  15. ^ "Latham, Milton Slocum". Biographical Directory of the United States Congress. Clerk of the United States House of Representatives and Historian of the United States Senate. Retrieved October 15, 2008. 
  16. ^ "Stanford, Leland". Biographical Directory of the United States Congress. Clerk of the United States House of Representatives and Historian of the United States Senate. Retrieved October 15, 2008. 
  17. ^ "Low, Frederick Ferdinand". Biographical Directory of the United States Congress. Clerk of the United States House of Representatives and Historian of the United States Senate. Retrieved October 15, 2008. 
  18. ^ "Booth, Newton". Biographical Directory of the United States Congress. Clerk of the United States House of Representatives and Historian of the United States Senate. Retrieved October 15, 2008. 
  19. ^ "Pacheco, Romualdo". Biographical Directory of the United States Congress. Clerk of the United States House of Representatives and Historian of the United States Senate. Retrieved October 15, 2008. 
  20. ^ "Perkins, George Clement". Biographical Directory of the United States Congress. Clerk of the United States House of Representatives and Historian of the United States Senate. Retrieved October 15, 2008. 
  21. ^ "Markham, Henry Harrison". Biographical Directory of the United States Congress. Clerk of the United States House of Representatives and Historian of the United States Senate. Retrieved October 15, 2008. 
  22. ^ "Budd, James Herbert". Biographical Directory of the United States Congress. Clerk of the United States House of Representatives and Historian of the United States Senate. Retrieved October 15, 2008. 

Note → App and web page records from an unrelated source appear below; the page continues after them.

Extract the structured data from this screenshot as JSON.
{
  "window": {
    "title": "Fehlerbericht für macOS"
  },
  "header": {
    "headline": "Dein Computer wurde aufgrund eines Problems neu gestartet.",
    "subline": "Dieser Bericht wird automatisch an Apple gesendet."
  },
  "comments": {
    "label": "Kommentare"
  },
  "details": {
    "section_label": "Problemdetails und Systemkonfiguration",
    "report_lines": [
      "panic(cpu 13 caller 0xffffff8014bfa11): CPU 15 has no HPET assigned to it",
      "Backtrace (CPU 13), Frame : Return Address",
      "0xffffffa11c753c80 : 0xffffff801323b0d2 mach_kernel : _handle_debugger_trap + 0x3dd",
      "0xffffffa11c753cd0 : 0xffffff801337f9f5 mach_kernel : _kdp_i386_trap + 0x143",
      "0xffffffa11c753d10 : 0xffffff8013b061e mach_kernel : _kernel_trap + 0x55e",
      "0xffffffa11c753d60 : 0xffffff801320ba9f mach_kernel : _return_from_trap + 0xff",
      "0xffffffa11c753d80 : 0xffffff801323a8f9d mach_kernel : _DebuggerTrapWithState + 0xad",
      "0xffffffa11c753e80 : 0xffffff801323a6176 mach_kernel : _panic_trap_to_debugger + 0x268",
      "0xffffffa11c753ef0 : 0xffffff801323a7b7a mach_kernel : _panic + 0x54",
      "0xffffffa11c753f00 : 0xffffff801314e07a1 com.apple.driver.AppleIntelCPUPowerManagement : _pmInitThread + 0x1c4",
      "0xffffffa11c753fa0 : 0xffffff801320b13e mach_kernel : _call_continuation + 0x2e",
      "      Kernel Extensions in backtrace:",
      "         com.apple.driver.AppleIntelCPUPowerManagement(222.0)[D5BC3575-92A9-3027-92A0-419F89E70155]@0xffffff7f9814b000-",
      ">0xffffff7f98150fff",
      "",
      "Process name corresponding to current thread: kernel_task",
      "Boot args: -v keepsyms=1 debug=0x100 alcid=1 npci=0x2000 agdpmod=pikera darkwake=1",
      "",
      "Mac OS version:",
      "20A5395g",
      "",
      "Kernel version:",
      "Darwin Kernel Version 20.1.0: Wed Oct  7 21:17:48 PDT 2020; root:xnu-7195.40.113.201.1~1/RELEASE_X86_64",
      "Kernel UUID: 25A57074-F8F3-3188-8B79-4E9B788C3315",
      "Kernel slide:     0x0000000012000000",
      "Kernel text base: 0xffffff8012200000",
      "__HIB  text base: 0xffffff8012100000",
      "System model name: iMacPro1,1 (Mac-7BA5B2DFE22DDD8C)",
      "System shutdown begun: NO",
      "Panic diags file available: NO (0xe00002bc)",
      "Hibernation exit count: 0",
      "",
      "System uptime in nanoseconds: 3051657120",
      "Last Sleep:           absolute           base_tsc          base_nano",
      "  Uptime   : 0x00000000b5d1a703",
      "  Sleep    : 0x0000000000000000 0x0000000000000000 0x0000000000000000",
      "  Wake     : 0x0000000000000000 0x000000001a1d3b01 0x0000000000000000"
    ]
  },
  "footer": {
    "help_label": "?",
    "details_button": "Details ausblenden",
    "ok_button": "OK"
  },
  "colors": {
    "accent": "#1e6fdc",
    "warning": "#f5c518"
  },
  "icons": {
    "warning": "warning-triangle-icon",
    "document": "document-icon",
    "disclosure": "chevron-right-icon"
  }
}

  23. ^ "California Governor Henry Tifft Gage". National Governors Association. Retrieved October 15, 2008. [dead link]
  24. ^ "Gillett, James Norris". Biographical Directory of the United States Congress. Clerk of the United States House of Representatives and Historian of the United States Senate. Retrieved October 15, 2008. 
  25. ^ "Johnson, Hiram Warren". Biographical Directory of the United States Congress. Clerk of the United States House of Representatives and Historian of the United States Senate. Retrieved October 15, 2008. 
  26. ^ "Stephens, William Dennison". Biographical Directory of the United States Congress. Clerk of the United States House of Representatives and Historian of the United States Senate. Retrieved October 15, 2008. 
  27. ^ "California Governor Earl Warren". National Governors Association. Retrieved October 15, 2008. [dead link]
  28. ^ "California Governor Ronald Wilson Reagan". National Governors Association. Retrieved October 15, 2008. [dead link]
  29. ^ "Wilson, Pete". Biographical Directory of the United States Congress. Clerk of the United States House of Representatives and Historian of the United States Senate. Retrieved October 15, 2008. 

External links[edit]